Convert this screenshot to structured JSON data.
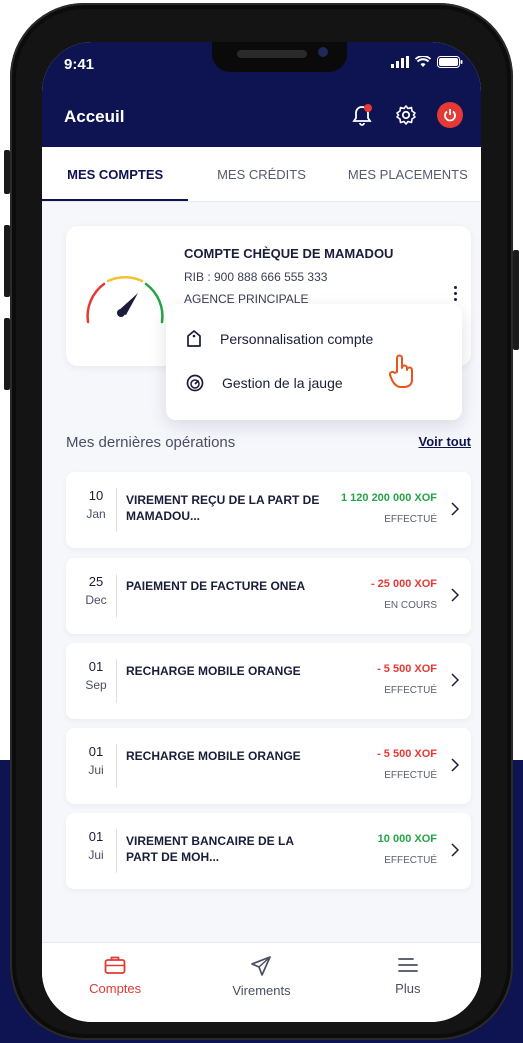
{
  "status_bar": {
    "time": "9:41"
  },
  "header": {
    "title": "Acceuil"
  },
  "tabs": [
    {
      "label": "MES COMPTES",
      "active": true
    },
    {
      "label": "MES CRÉDITS",
      "active": false
    },
    {
      "label": "MES PLACEMENTS",
      "active": false
    }
  ],
  "account": {
    "name": "COMPTE CHÈQUE DE MAMADOU",
    "rib": "RIB : 900 888 666 555 333",
    "agency": "AGENCE PRINCIPALE"
  },
  "menu": {
    "items": [
      {
        "label": "Personnalisation compte",
        "icon": "tag-icon"
      },
      {
        "label": "Gestion de la jauge",
        "icon": "gauge-icon"
      }
    ]
  },
  "operations": {
    "title": "Mes dernières opérations",
    "see_all": "Voir tout",
    "items": [
      {
        "day": "10",
        "month": "Jan",
        "label": "VIREMENT REÇU DE LA PART DE MAMADOU...",
        "amount": "1 120 200 000 XOF",
        "amount_type": "credit",
        "status": "EFFECTUÉ"
      },
      {
        "day": "25",
        "month": "Dec",
        "label": "PAIEMENT DE FACTURE ONEA",
        "amount": "- 25 000 XOF",
        "amount_type": "debit",
        "status": "EN COURS"
      },
      {
        "day": "01",
        "month": "Sep",
        "label": "RECHARGE MOBILE ORANGE",
        "amount": "- 5 500 XOF",
        "amount_type": "debit",
        "status": "EFFECTUÉ"
      },
      {
        "day": "01",
        "month": "Jui",
        "label": "RECHARGE MOBILE ORANGE",
        "amount": "- 5 500 XOF",
        "amount_type": "debit",
        "status": "EFFECTUÉ"
      },
      {
        "day": "01",
        "month": "Jui",
        "label": "VIREMENT BANCAIRE DE LA PART DE MOH...",
        "amount": "10 000 XOF",
        "amount_type": "credit",
        "status": "EFFECTUÉ"
      }
    ]
  },
  "bottom_nav": [
    {
      "label": "Comptes",
      "icon": "briefcase-icon",
      "active": true
    },
    {
      "label": "Virements",
      "icon": "paper-plane-icon",
      "active": false
    },
    {
      "label": "Plus",
      "icon": "menu-icon",
      "active": false
    }
  ],
  "colors": {
    "navy": "#0e1351",
    "red": "#e53935",
    "green": "#25a447",
    "background": "#f6f7fb"
  }
}
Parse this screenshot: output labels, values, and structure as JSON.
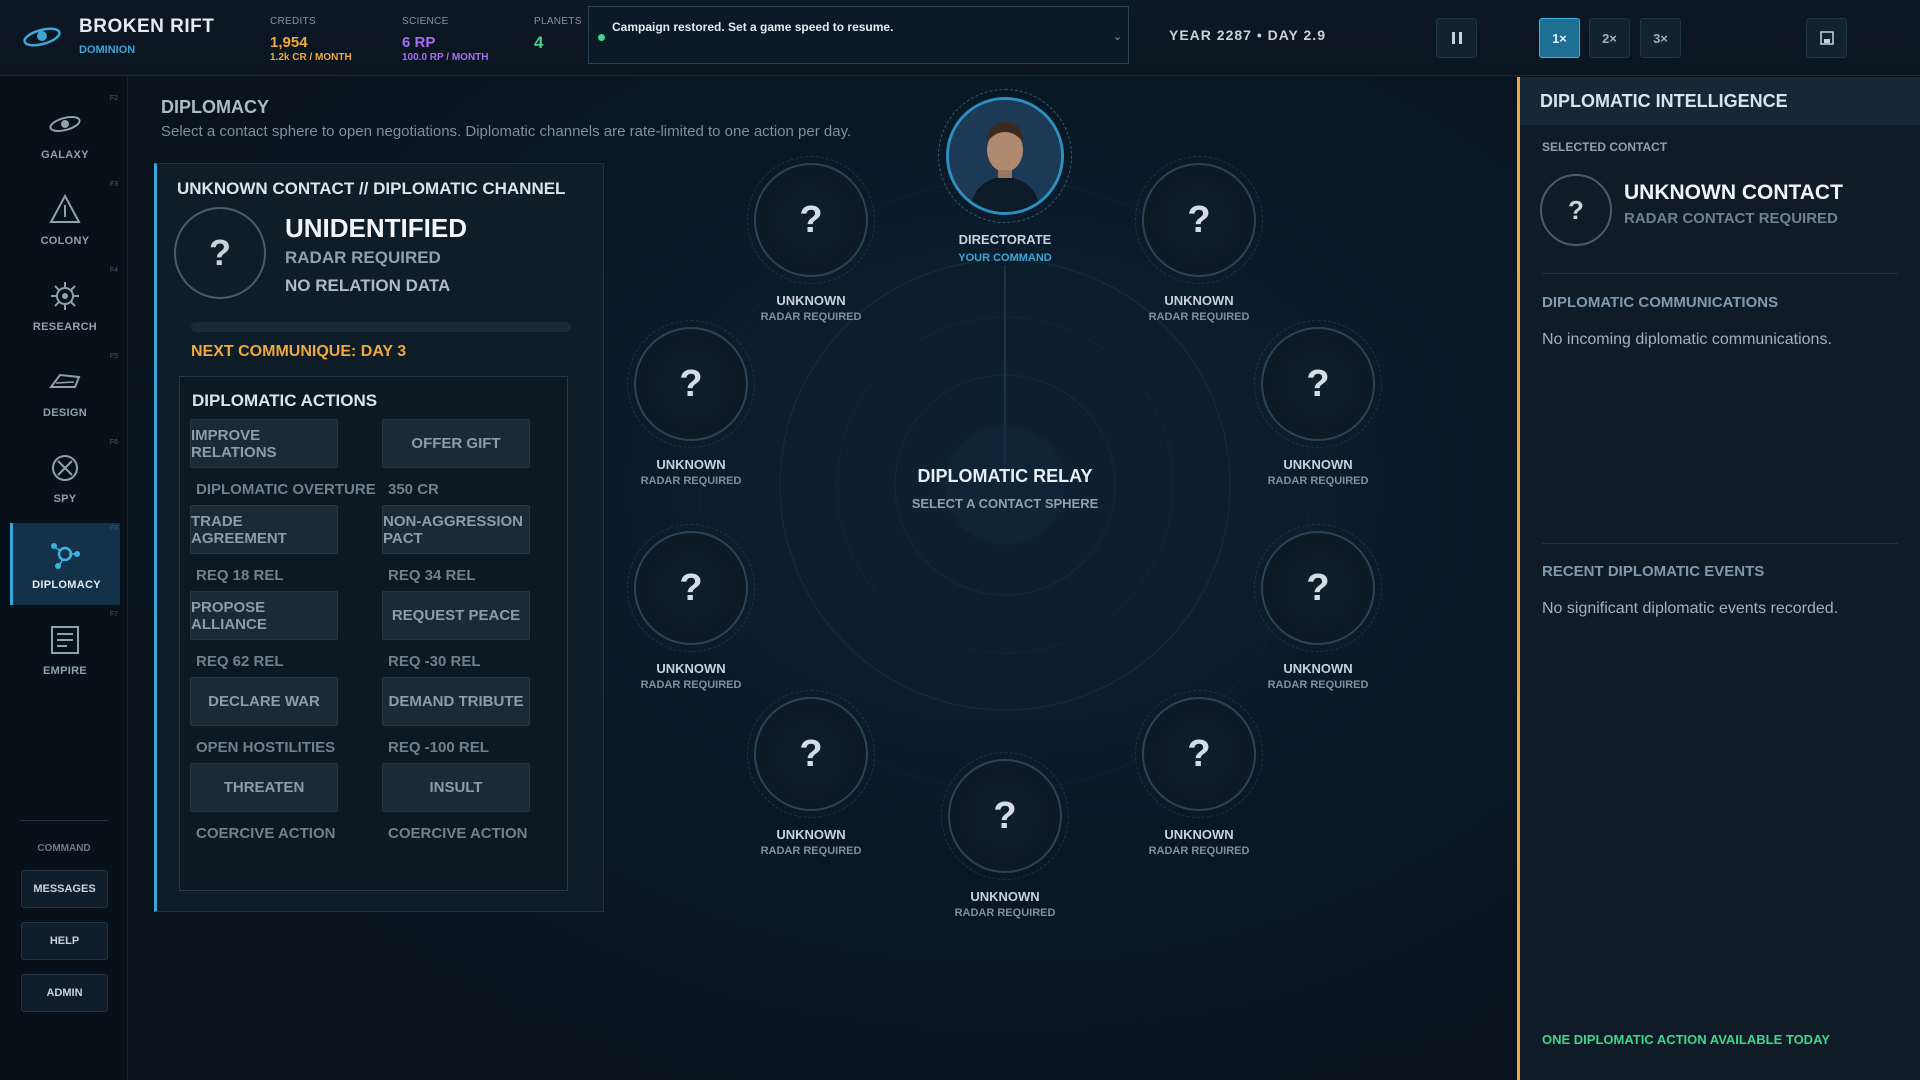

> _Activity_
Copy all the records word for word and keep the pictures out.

> _Written solution_
Convert this screenshot to structured JSON data.
{
  "status_bar": {
    "time": "9:41"
  },
  "header": {
    "title": "Acceuil"
  },
  "tabs": [
    {
      "label": "MES COMPTES",
      "active": true
    },
    {
      "label": "MES CRÉDITS",
      "active": false
    },
    {
      "label": "MES PLACEMENTS",
      "active": false
    }
  ],
  "account": {
    "name": "COMPTE CHÈQUE DE MAMADOU",
    "rib": "RIB : 900 888 666 555 333",
    "agency": "AGENCE PRINCIPALE"
  },
  "menu": {
    "items": [
      {
        "label": "Personnalisation compte",
        "icon": "tag-icon"
      },
      {
        "label": "Gestion de la jauge",
        "icon": "gauge-icon"
      }
    ]
  },
  "operations": {
    "title": "Mes dernières opérations",
    "see_all": "Voir tout",
    "items": [
      {
        "day": "10",
        "month": "Jan",
        "label": "VIREMENT REÇU DE LA PART DE MAMADOU...",
        "amount": "1 120 200 000 XOF",
        "amount_type": "credit",
        "status": "EFFECTUÉ"
      },
      {
        "day": "25",
        "month": "Dec",
        "label": "PAIEMENT DE FACTURE ONEA",
        "amount": "- 25 000 XOF",
        "amount_type": "debit",
        "status": "EN COURS"
      },
      {
        "day": "01",
        "month": "Sep",
        "label": "RECHARGE MOBILE ORANGE",
        "amount": "- 5 500 XOF",
        "amount_type": "debit",
        "status": "EFFECTUÉ"
      },
      {
        "day": "01",
        "month": "Jui",
        "label": "RECHARGE MOBILE ORANGE",
        "amount": "- 5 500 XOF",
        "amount_type": "debit",
        "status": "EFFECTUÉ"
      },
      {
        "day": "01",
        "month": "Jui",
        "label": "VIREMENT BANCAIRE DE LA PART DE MOH...",
        "amount": "10 000 XOF",
        "amount_type": "credit",
        "status": "EFFECTUÉ"
      }
    ]
  },
  "bottom_nav": [
    {
      "label": "Comptes",
      "icon": "briefcase-icon",
      "active": true
    },
    {
      "label": "Virements",
      "icon": "paper-plane-icon",
      "active": false
    },
    {
      "label": "Plus",
      "icon": "menu-icon",
      "active": false
    }
  ],
  "colors": {
    "navy": "#0e1351",
    "red": "#e53935",
    "green": "#25a447",
    "background": "#f6f7fb"
  }
}
Parse this screenshot: output labels, values, and structure as JSON.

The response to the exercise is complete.